══ RECORDS SUPPLIED ══

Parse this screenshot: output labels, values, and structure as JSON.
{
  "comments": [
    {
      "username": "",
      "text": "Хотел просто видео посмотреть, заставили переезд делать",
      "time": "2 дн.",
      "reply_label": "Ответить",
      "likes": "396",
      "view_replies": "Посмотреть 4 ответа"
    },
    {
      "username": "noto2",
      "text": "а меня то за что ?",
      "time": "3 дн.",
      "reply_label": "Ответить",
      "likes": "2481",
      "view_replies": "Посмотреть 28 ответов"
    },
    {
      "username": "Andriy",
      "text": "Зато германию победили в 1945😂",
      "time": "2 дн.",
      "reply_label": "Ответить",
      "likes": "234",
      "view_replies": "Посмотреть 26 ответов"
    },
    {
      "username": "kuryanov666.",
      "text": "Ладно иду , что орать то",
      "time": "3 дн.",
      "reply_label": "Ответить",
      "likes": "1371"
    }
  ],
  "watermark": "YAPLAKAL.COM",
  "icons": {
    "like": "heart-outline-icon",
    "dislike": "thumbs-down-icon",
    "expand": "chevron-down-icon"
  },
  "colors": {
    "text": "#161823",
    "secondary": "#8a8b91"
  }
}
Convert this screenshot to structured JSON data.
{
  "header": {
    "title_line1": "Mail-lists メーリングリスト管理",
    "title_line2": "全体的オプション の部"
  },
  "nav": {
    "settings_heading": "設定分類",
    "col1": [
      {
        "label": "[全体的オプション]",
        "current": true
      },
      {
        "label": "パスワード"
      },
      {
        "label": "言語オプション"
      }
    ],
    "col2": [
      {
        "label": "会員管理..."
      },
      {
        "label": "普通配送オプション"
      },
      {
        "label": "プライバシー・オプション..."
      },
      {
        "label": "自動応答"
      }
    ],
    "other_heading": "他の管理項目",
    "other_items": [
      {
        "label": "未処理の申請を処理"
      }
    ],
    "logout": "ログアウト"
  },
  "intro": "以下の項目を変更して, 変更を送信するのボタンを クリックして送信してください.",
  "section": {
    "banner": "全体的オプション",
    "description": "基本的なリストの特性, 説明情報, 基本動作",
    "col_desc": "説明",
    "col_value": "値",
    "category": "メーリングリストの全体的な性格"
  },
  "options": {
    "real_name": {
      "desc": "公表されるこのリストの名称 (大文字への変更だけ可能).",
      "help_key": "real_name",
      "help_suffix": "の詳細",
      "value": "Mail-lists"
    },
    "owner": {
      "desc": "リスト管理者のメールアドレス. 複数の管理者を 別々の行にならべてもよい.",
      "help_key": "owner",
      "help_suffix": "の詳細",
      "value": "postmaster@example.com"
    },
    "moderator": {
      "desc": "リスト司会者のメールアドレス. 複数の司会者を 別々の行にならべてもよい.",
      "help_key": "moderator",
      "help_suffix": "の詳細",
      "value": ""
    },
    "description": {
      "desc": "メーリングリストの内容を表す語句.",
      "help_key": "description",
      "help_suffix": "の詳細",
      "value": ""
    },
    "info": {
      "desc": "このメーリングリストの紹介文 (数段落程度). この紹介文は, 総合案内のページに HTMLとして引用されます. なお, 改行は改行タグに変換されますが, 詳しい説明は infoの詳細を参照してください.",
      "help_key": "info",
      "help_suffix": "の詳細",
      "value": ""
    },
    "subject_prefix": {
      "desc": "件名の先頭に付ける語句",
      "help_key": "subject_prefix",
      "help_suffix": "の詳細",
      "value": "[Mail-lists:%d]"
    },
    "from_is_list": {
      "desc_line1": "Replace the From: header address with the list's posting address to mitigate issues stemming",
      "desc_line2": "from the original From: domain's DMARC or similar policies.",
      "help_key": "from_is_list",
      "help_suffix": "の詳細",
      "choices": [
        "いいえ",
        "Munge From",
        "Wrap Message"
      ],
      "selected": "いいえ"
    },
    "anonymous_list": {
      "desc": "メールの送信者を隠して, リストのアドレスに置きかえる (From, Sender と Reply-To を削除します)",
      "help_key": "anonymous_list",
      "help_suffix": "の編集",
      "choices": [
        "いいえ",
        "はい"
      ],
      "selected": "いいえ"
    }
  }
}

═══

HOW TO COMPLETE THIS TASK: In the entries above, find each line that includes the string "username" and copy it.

SOLVED EXERCISE:
      "username": "",
      "username": "noto2",
      "username": "Andriy",
      "username": "kuryanov666.",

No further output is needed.